Unless you are travelling to one of the Ebola hot zones in Africa (it's a big continent), then these actions will serve you well. Of course, pay attention to travel advisories for your destination, and check for updates periodically. Common sense will get you further than panic.

DON'T be alarmed if you see overt health screening in an airport. Rather, see this as the authorities taking the necessary measures to protect everyone.

An excuse to buy gloves?
If you tend towards the panic end of the spectrum, then add some face masks and disposable gloves to your backpack. Hopefully, knowing they are there, will help you relax. Heck, pick up a lovely pair of gloves on your travels and wear them whenever you feel like it (who cares how silly you look?). They won't necessarily protect you how you imagine they will, but if they keep you from giving in to panic, then fine, whatever it takes.
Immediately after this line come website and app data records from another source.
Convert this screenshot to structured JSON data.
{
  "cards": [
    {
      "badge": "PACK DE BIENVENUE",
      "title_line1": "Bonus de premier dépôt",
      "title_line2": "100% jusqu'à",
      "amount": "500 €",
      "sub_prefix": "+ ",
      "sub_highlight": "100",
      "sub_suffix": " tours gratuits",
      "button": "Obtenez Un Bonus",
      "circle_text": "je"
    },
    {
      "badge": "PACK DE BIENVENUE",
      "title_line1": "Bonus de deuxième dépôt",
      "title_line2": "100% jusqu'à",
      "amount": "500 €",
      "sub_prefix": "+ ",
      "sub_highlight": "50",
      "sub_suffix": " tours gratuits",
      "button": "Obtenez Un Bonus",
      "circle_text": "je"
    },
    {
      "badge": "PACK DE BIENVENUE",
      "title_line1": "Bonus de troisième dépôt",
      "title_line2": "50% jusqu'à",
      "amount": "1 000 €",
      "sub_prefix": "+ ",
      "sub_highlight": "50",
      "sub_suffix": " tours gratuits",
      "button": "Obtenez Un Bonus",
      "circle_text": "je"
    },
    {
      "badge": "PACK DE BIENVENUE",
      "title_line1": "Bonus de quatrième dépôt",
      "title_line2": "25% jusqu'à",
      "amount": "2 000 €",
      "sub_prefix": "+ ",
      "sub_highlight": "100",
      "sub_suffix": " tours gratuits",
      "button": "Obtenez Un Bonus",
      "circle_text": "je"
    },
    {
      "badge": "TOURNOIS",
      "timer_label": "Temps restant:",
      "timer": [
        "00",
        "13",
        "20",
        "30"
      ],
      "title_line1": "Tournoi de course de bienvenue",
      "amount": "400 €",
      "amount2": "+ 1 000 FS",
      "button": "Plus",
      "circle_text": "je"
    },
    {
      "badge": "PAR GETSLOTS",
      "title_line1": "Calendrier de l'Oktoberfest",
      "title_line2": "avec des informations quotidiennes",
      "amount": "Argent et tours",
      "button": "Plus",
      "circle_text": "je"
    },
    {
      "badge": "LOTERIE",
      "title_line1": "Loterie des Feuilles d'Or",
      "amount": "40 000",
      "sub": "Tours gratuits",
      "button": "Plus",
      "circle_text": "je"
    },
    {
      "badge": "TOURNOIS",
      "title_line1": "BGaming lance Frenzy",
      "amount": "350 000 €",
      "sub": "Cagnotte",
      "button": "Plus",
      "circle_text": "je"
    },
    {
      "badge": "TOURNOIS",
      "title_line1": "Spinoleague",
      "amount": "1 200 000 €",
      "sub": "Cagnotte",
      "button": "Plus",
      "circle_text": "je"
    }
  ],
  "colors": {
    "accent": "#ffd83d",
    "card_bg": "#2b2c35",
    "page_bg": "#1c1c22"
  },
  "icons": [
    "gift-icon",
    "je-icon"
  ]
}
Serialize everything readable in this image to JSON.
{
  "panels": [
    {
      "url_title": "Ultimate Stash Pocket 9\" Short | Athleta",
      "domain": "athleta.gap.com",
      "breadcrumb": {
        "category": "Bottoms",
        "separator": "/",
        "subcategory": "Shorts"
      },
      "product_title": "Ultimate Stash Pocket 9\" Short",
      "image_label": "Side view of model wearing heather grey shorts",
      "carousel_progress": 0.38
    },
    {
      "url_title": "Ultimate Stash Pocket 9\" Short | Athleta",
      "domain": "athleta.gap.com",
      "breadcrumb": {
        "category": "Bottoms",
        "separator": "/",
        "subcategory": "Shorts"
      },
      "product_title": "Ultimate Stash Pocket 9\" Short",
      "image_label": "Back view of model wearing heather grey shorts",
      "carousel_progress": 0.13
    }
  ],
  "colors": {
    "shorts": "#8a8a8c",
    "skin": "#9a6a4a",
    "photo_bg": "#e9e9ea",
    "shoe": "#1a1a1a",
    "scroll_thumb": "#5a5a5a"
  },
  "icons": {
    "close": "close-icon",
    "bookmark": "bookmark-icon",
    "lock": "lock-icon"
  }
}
And if you do feel yourself starting to get run down, take it as a sign to take time out - get a decent place to stay, curl up with a book, eat well and rest. Then hit the road again. Your immune system will thank you.

In her piece for @Forbes, Ebola, Erupting Volcanoes, Terrorism: Travel Tips For Scary Times, author Lea Lane brings much needed perspective, "The bottom line is to keep traveling: using your head, trusting your gut, controlling as much as you can — and realizing that you can’t control everything."

We couldn't agree more.

"Travel should continue and be an exciting adventure. With the right precautions in place, it should also be a safe endeavor," says Quigley. 

Related resources: